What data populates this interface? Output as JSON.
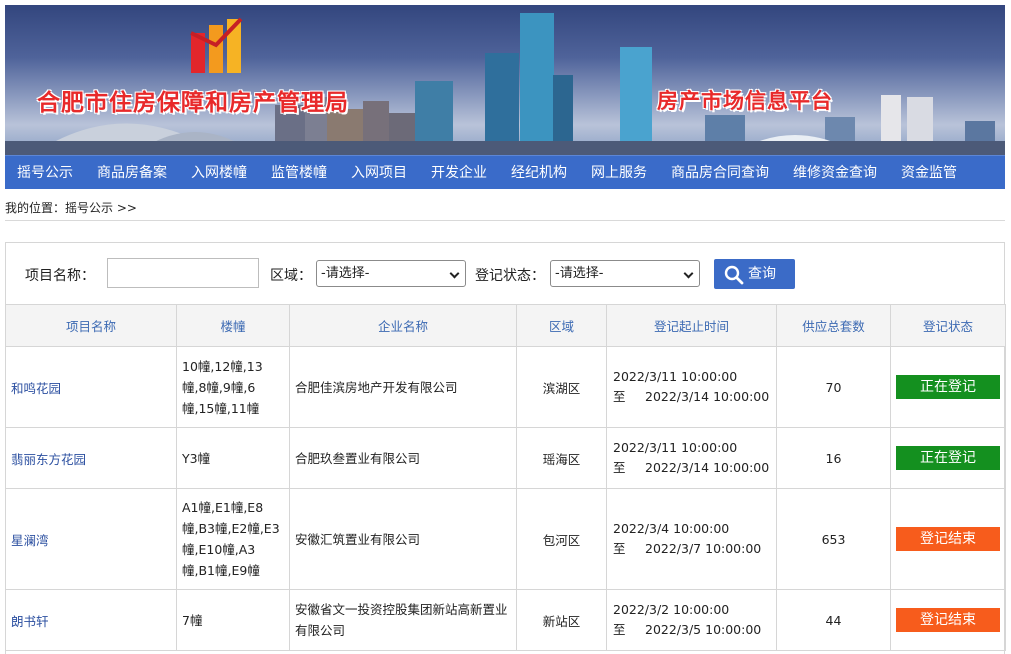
{
  "banner": {
    "title": "合肥市住房保障和房产管理局",
    "subtitle": "房产市场信息平台"
  },
  "nav": [
    "摇号公示",
    "商品房备案",
    "入网楼幢",
    "监管楼幢",
    "入网项目",
    "开发企业",
    "经纪机构",
    "网上服务",
    "商品房合同查询",
    "维修资金查询",
    "资金监管"
  ],
  "breadcrumb": "我的位置：摇号公示 >>",
  "search": {
    "project_label": "项目名称：",
    "project_value": "",
    "area_label": "区域：",
    "area_selected": "-请选择-",
    "status_label": "登记状态：",
    "status_selected": "-请选择-",
    "button_label": "查询",
    "button_icon": "search-icon"
  },
  "table": {
    "headers": [
      "项目名称",
      "楼幢",
      "企业名称",
      "区域",
      "登记起止时间",
      "供应总套数",
      "登记状态"
    ],
    "to_label": "至",
    "rows": [
      {
        "name": "和鸣花园",
        "buildings": "10幢,12幢,13幢,8幢,9幢,6幢,15幢,11幢",
        "company": "合肥佳滨房地产开发有限公司",
        "district": "滨湖区",
        "start": "2022/3/11 10:00:00",
        "end": "2022/3/14 10:00:00",
        "total": "70",
        "status": "正在登记",
        "status_color": "#14901f"
      },
      {
        "name": "翡丽东方花园",
        "buildings": "Y3幢",
        "company": "合肥玖叁置业有限公司",
        "district": "瑶海区",
        "start": "2022/3/11 10:00:00",
        "end": "2022/3/14 10:00:00",
        "total": "16",
        "status": "正在登记",
        "status_color": "#14901f"
      },
      {
        "name": "星澜湾",
        "buildings": "A1幢,E1幢,E8幢,B3幢,E2幢,E3幢,E10幢,A3幢,B1幢,E9幢",
        "company": "安徽汇筑置业有限公司",
        "district": "包河区",
        "start": "2022/3/4 10:00:00",
        "end": "2022/3/7 10:00:00",
        "total": "653",
        "status": "登记结束",
        "status_color": "#f75c1c"
      },
      {
        "name": "朗书轩",
        "buildings": "7幢",
        "company": "安徽省文一投资控股集团新站高新置业有限公司",
        "district": "新站区",
        "start": "2022/3/2 10:00:00",
        "end": "2022/3/5 10:00:00",
        "total": "44",
        "status": "登记结束",
        "status_color": "#f75c1c"
      }
    ]
  }
}
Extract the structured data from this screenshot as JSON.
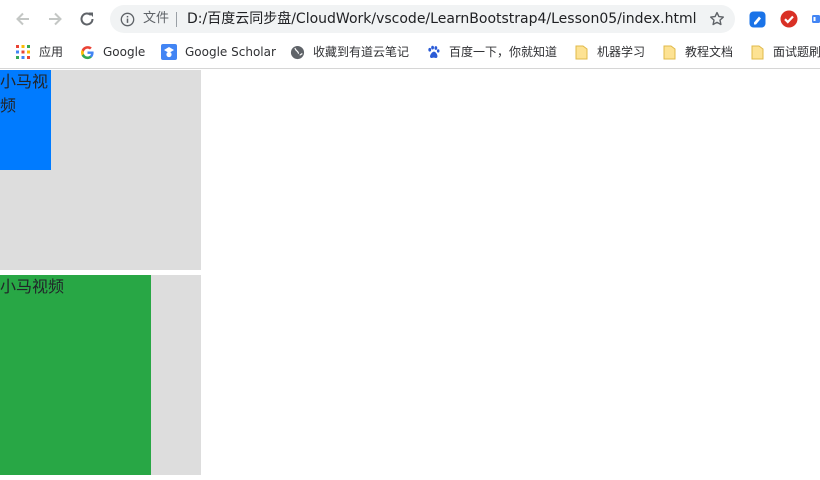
{
  "browser": {
    "address_file_label": "文件",
    "url": "D:/百度云同步盘/CloudWork/vscode/LearnBootstrap4/Lesson05/index.html"
  },
  "bookmarks": [
    {
      "label": "应用",
      "icon": "apps-grid-icon"
    },
    {
      "label": "Google",
      "icon": "google-icon"
    },
    {
      "label": "Google Scholar",
      "icon": "google-scholar-icon"
    },
    {
      "label": "收藏到有道云笔记",
      "icon": "globe-icon"
    },
    {
      "label": "百度一下，你就知道",
      "icon": "baidu-paw-icon"
    },
    {
      "label": "机器学习",
      "icon": "folder-icon"
    },
    {
      "label": "教程文档",
      "icon": "folder-icon"
    },
    {
      "label": "面试题刷",
      "icon": "folder-icon"
    }
  ],
  "page": {
    "box1": {
      "text": "小马视频",
      "outer_color": "#dddddd",
      "inner_color": "#007bff"
    },
    "box2": {
      "text": "小马视频",
      "outer_color": "#dddddd",
      "inner_color": "#28a745"
    }
  }
}
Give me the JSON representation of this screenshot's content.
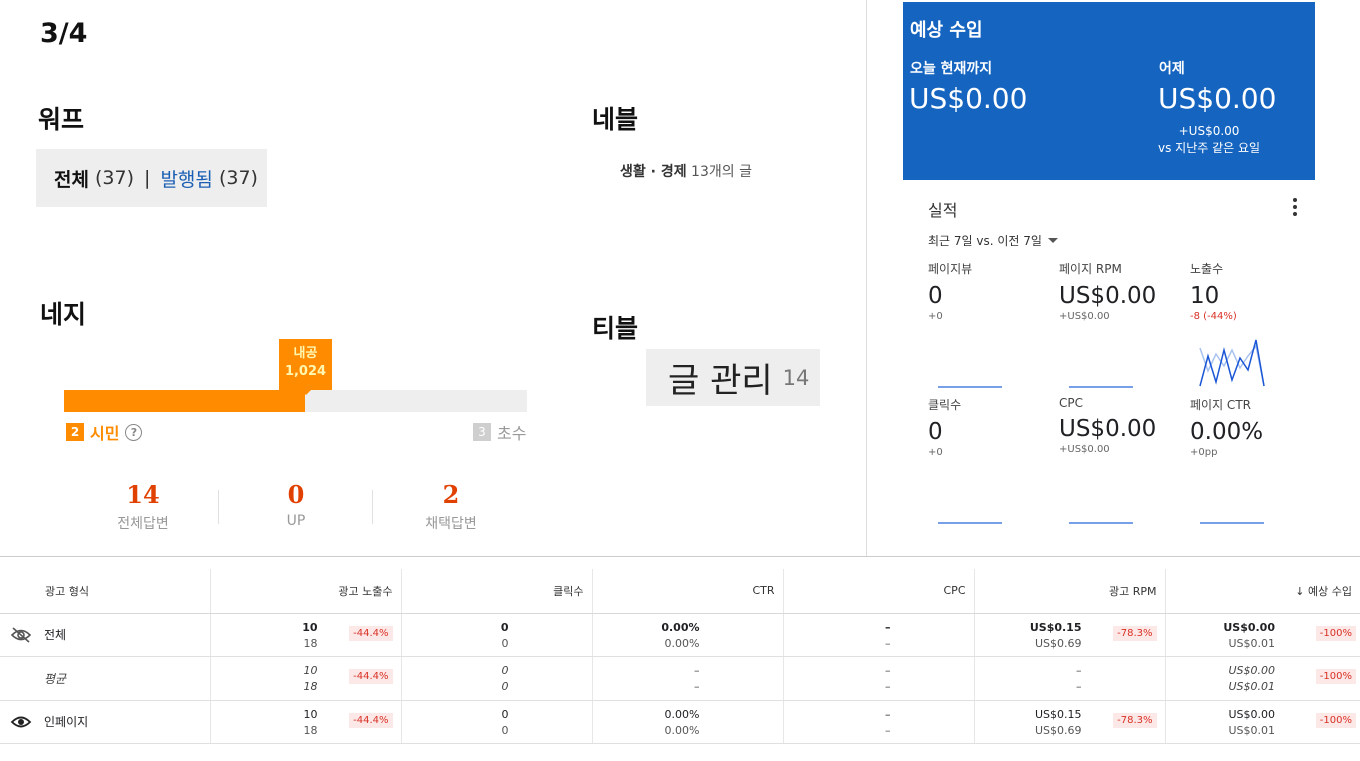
{
  "page_index": "3/4",
  "wordpress": {
    "title": "워프",
    "all_label": "전체",
    "all_count": "(37)",
    "separator": "|",
    "published_label": "발행됨",
    "published_count": "(37)"
  },
  "naver_blog": {
    "title": "네블",
    "category": "생활 · 경제",
    "count_text": "13개의 글"
  },
  "naver_kin": {
    "title": "네지",
    "current_level": {
      "tag_name": "내공",
      "tag_value": "1,024",
      "num": "2",
      "name": "시민"
    },
    "next_level": {
      "num": "3",
      "name": "초수"
    },
    "progress_percent": 52,
    "stats": [
      {
        "value": "14",
        "label": "전체답변"
      },
      {
        "value": "0",
        "label": "UP"
      },
      {
        "value": "2",
        "label": "채택답변"
      }
    ]
  },
  "tistory": {
    "title": "티블",
    "manage_label": "글 관리",
    "count": "14"
  },
  "earnings": {
    "title": "예상 수입",
    "today_label": "오늘 현재까지",
    "today_value": "US$0.00",
    "yesterday_label": "어제",
    "yesterday_value": "US$0.00",
    "delta_line1": "+US$0.00",
    "delta_line2": "vs 지난주 같은 요일",
    "color": "#1565c0"
  },
  "performance": {
    "title": "실적",
    "period": "최근 7일 vs. 이전 7일",
    "metrics": [
      {
        "label": "페이지뷰",
        "value": "0",
        "delta": "+0"
      },
      {
        "label": "페이지 RPM",
        "value": "US$0.00",
        "delta": "+US$0.00"
      },
      {
        "label": "노출수",
        "value": "10",
        "delta": "-8 (-44%)"
      },
      {
        "label": "클릭수",
        "value": "0",
        "delta": "+0"
      },
      {
        "label": "CPC",
        "value": "US$0.00",
        "delta": "+US$0.00"
      },
      {
        "label": "페이지 CTR",
        "value": "0.00%",
        "delta": "+0pp"
      }
    ]
  },
  "ad_table": {
    "headers": [
      "광고 형식",
      "광고 노출수",
      "클릭수",
      "CTR",
      "CPC",
      "광고 RPM",
      "예상 수입"
    ],
    "sort_arrow": "↓",
    "rows": [
      {
        "name": "전체",
        "icon": "eye-off-icon",
        "impressions": [
          "10",
          "18"
        ],
        "impressions_chip": "-44.4%",
        "clicks": [
          "0",
          "0"
        ],
        "ctr": [
          "0.00%",
          "0.00%"
        ],
        "cpc": [
          "–",
          "–"
        ],
        "rpm": [
          "US$0.15",
          "US$0.69"
        ],
        "rpm_chip": "-78.3%",
        "earnings": [
          "US$0.00",
          "US$0.01"
        ],
        "earnings_chip": "-100%"
      },
      {
        "name": "평균",
        "icon": "",
        "impressions": [
          "10",
          "18"
        ],
        "impressions_chip": "-44.4%",
        "clicks": [
          "0",
          "0"
        ],
        "ctr": [
          "–",
          "–"
        ],
        "cpc": [
          "–",
          "–"
        ],
        "rpm": [
          "–",
          "–"
        ],
        "rpm_chip": "",
        "earnings": [
          "US$0.00",
          "US$0.01"
        ],
        "earnings_chip": "-100%"
      },
      {
        "name": "인페이지",
        "icon": "eye-icon",
        "impressions": [
          "10",
          "18"
        ],
        "impressions_chip": "-44.4%",
        "clicks": [
          "0",
          "0"
        ],
        "ctr": [
          "0.00%",
          "0.00%"
        ],
        "cpc": [
          "–",
          "–"
        ],
        "rpm": [
          "US$0.15",
          "US$0.69"
        ],
        "rpm_chip": "-78.3%",
        "earnings": [
          "US$0.00",
          "US$0.01"
        ],
        "earnings_chip": "-100%"
      }
    ]
  }
}
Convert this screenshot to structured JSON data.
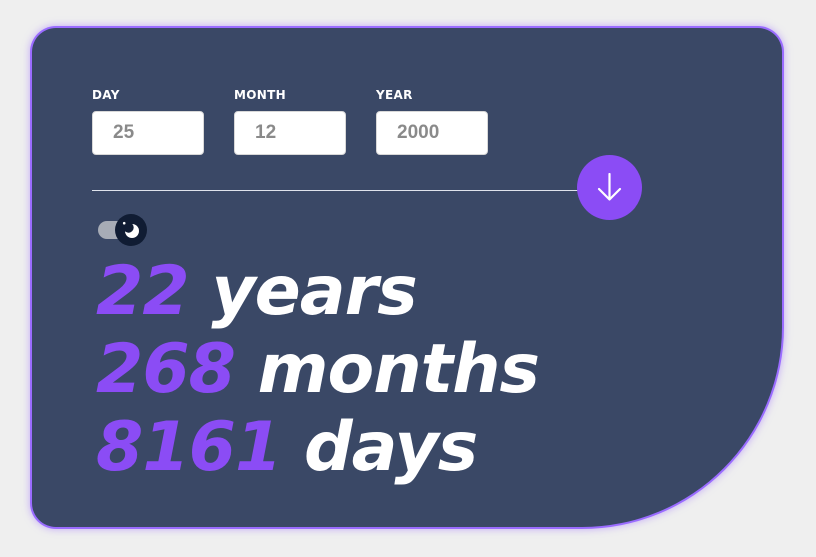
{
  "form": {
    "day": {
      "label": "DAY",
      "value": "25"
    },
    "month": {
      "label": "MONTH",
      "value": "12"
    },
    "year": {
      "label": "YEAR",
      "value": "2000"
    }
  },
  "submit_icon": "arrow-down-icon",
  "theme_toggle": {
    "icon": "moon-icon",
    "state": "dark"
  },
  "results": [
    {
      "number": "22",
      "unit": "years"
    },
    {
      "number": "268",
      "unit": "months"
    },
    {
      "number": "8161",
      "unit": "days"
    }
  ],
  "colors": {
    "page_background": "#efefef",
    "card_background": "#3a4866",
    "accent": "#8b4cf5",
    "text_light": "#ffffff"
  }
}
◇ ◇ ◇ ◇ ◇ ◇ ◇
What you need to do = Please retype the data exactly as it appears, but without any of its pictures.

Response =
What data populates this interface? Output as JSON.
{
  "banner": {
    "title": "合肥市住房保障和房产管理局",
    "subtitle": "房产市场信息平台"
  },
  "nav": [
    "摇号公示",
    "商品房备案",
    "入网楼幢",
    "监管楼幢",
    "入网项目",
    "开发企业",
    "经纪机构",
    "网上服务",
    "商品房合同查询",
    "维修资金查询",
    "资金监管"
  ],
  "breadcrumb": "我的位置：摇号公示 >>",
  "search": {
    "project_label": "项目名称：",
    "project_value": "",
    "area_label": "区域：",
    "area_selected": "-请选择-",
    "status_label": "登记状态：",
    "status_selected": "-请选择-",
    "button_label": "查询",
    "button_icon": "search-icon"
  },
  "table": {
    "headers": [
      "项目名称",
      "楼幢",
      "企业名称",
      "区域",
      "登记起止时间",
      "供应总套数",
      "登记状态"
    ],
    "to_label": "至",
    "rows": [
      {
        "name": "和鸣花园",
        "buildings": "10幢,12幢,13幢,8幢,9幢,6幢,15幢,11幢",
        "company": "合肥佳滨房地产开发有限公司",
        "district": "滨湖区",
        "start": "2022/3/11 10:00:00",
        "end": "2022/3/14 10:00:00",
        "total": "70",
        "status": "正在登记",
        "status_color": "#14901f"
      },
      {
        "name": "翡丽东方花园",
        "buildings": "Y3幢",
        "company": "合肥玖叁置业有限公司",
        "district": "瑶海区",
        "start": "2022/3/11 10:00:00",
        "end": "2022/3/14 10:00:00",
        "total": "16",
        "status": "正在登记",
        "status_color": "#14901f"
      },
      {
        "name": "星澜湾",
        "buildings": "A1幢,E1幢,E8幢,B3幢,E2幢,E3幢,E10幢,A3幢,B1幢,E9幢",
        "company": "安徽汇筑置业有限公司",
        "district": "包河区",
        "start": "2022/3/4 10:00:00",
        "end": "2022/3/7 10:00:00",
        "total": "653",
        "status": "登记结束",
        "status_color": "#f75c1c"
      },
      {
        "name": "朗书轩",
        "buildings": "7幢",
        "company": "安徽省文一投资控股集团新站高新置业有限公司",
        "district": "新站区",
        "start": "2022/3/2 10:00:00",
        "end": "2022/3/5 10:00:00",
        "total": "44",
        "status": "登记结束",
        "status_color": "#f75c1c"
      }
    ]
  }
}
Extract the structured data from this screenshot as JSON.
{
  "browser": {
    "address_file_label": "文件",
    "url": "D:/百度云同步盘/CloudWork/vscode/LearnBootstrap4/Lesson05/index.html"
  },
  "bookmarks": [
    {
      "label": "应用",
      "icon": "apps-grid-icon"
    },
    {
      "label": "Google",
      "icon": "google-icon"
    },
    {
      "label": "Google Scholar",
      "icon": "google-scholar-icon"
    },
    {
      "label": "收藏到有道云笔记",
      "icon": "globe-icon"
    },
    {
      "label": "百度一下，你就知道",
      "icon": "baidu-paw-icon"
    },
    {
      "label": "机器学习",
      "icon": "folder-icon"
    },
    {
      "label": "教程文档",
      "icon": "folder-icon"
    },
    {
      "label": "面试题刷",
      "icon": "folder-icon"
    }
  ],
  "page": {
    "box1": {
      "text": "小马视频",
      "outer_color": "#dddddd",
      "inner_color": "#007bff"
    },
    "box2": {
      "text": "小马视频",
      "outer_color": "#dddddd",
      "inner_color": "#28a745"
    }
  }
}
Give me the JSON representation of this screenshot's content.
{
  "page_index": "3/4",
  "wordpress": {
    "title": "워프",
    "all_label": "전체",
    "all_count": "(37)",
    "separator": "|",
    "published_label": "발행됨",
    "published_count": "(37)"
  },
  "naver_blog": {
    "title": "네블",
    "category": "생활 · 경제",
    "count_text": "13개의 글"
  },
  "naver_kin": {
    "title": "네지",
    "current_level": {
      "tag_name": "내공",
      "tag_value": "1,024",
      "num": "2",
      "name": "시민"
    },
    "next_level": {
      "num": "3",
      "name": "초수"
    },
    "progress_percent": 52,
    "stats": [
      {
        "value": "14",
        "label": "전체답변"
      },
      {
        "value": "0",
        "label": "UP"
      },
      {
        "value": "2",
        "label": "채택답변"
      }
    ]
  },
  "tistory": {
    "title": "티블",
    "manage_label": "글 관리",
    "count": "14"
  },
  "earnings": {
    "title": "예상 수입",
    "today_label": "오늘 현재까지",
    "today_value": "US$0.00",
    "yesterday_label": "어제",
    "yesterday_value": "US$0.00",
    "delta_line1": "+US$0.00",
    "delta_line2": "vs 지난주 같은 요일",
    "color": "#1565c0"
  },
  "performance": {
    "title": "실적",
    "period": "최근 7일 vs. 이전 7일",
    "metrics": [
      {
        "label": "페이지뷰",
        "value": "0",
        "delta": "+0"
      },
      {
        "label": "페이지 RPM",
        "value": "US$0.00",
        "delta": "+US$0.00"
      },
      {
        "label": "노출수",
        "value": "10",
        "delta": "-8 (-44%)"
      },
      {
        "label": "클릭수",
        "value": "0",
        "delta": "+0"
      },
      {
        "label": "CPC",
        "value": "US$0.00",
        "delta": "+US$0.00"
      },
      {
        "label": "페이지 CTR",
        "value": "0.00%",
        "delta": "+0pp"
      }
    ]
  },
  "ad_table": {
    "headers": [
      "광고 형식",
      "광고 노출수",
      "클릭수",
      "CTR",
      "CPC",
      "광고 RPM",
      "예상 수입"
    ],
    "sort_arrow": "↓",
    "rows": [
      {
        "name": "전체",
        "icon": "eye-off-icon",
        "impressions": [
          "10",
          "18"
        ],
        "impressions_chip": "-44.4%",
        "clicks": [
          "0",
          "0"
        ],
        "ctr": [
          "0.00%",
          "0.00%"
        ],
        "cpc": [
          "–",
          "–"
        ],
        "rpm": [
          "US$0.15",
          "US$0.69"
        ],
        "rpm_chip": "-78.3%",
        "earnings": [
          "US$0.00",
          "US$0.01"
        ],
        "earnings_chip": "-100%"
      },
      {
        "name": "평균",
        "icon": "",
        "impressions": [
          "10",
          "18"
        ],
        "impressions_chip": "-44.4%",
        "clicks": [
          "0",
          "0"
        ],
        "ctr": [
          "–",
          "–"
        ],
        "cpc": [
          "–",
          "–"
        ],
        "rpm": [
          "–",
          "–"
        ],
        "rpm_chip": "",
        "earnings": [
          "US$0.00",
          "US$0.01"
        ],
        "earnings_chip": "-100%"
      },
      {
        "name": "인페이지",
        "icon": "eye-icon",
        "impressions": [
          "10",
          "18"
        ],
        "impressions_chip": "-44.4%",
        "clicks": [
          "0",
          "0"
        ],
        "ctr": [
          "0.00%",
          "0.00%"
        ],
        "cpc": [
          "–",
          "–"
        ],
        "rpm": [
          "US$0.15",
          "US$0.69"
        ],
        "rpm_chip": "-78.3%",
        "earnings": [
          "US$0.00",
          "US$0.01"
        ],
        "earnings_chip": "-100%"
      }
    ]
  }
}
Convert this screenshot to structured JSON data.
{
  "form": {
    "day": {
      "label": "DAY",
      "value": "25"
    },
    "month": {
      "label": "MONTH",
      "value": "12"
    },
    "year": {
      "label": "YEAR",
      "value": "2000"
    }
  },
  "submit_icon": "arrow-down-icon",
  "theme_toggle": {
    "icon": "moon-icon",
    "state": "dark"
  },
  "results": [
    {
      "number": "22",
      "unit": "years"
    },
    {
      "number": "268",
      "unit": "months"
    },
    {
      "number": "8161",
      "unit": "days"
    }
  ],
  "colors": {
    "page_background": "#efefef",
    "card_background": "#3a4866",
    "accent": "#8b4cf5",
    "text_light": "#ffffff"
  }
}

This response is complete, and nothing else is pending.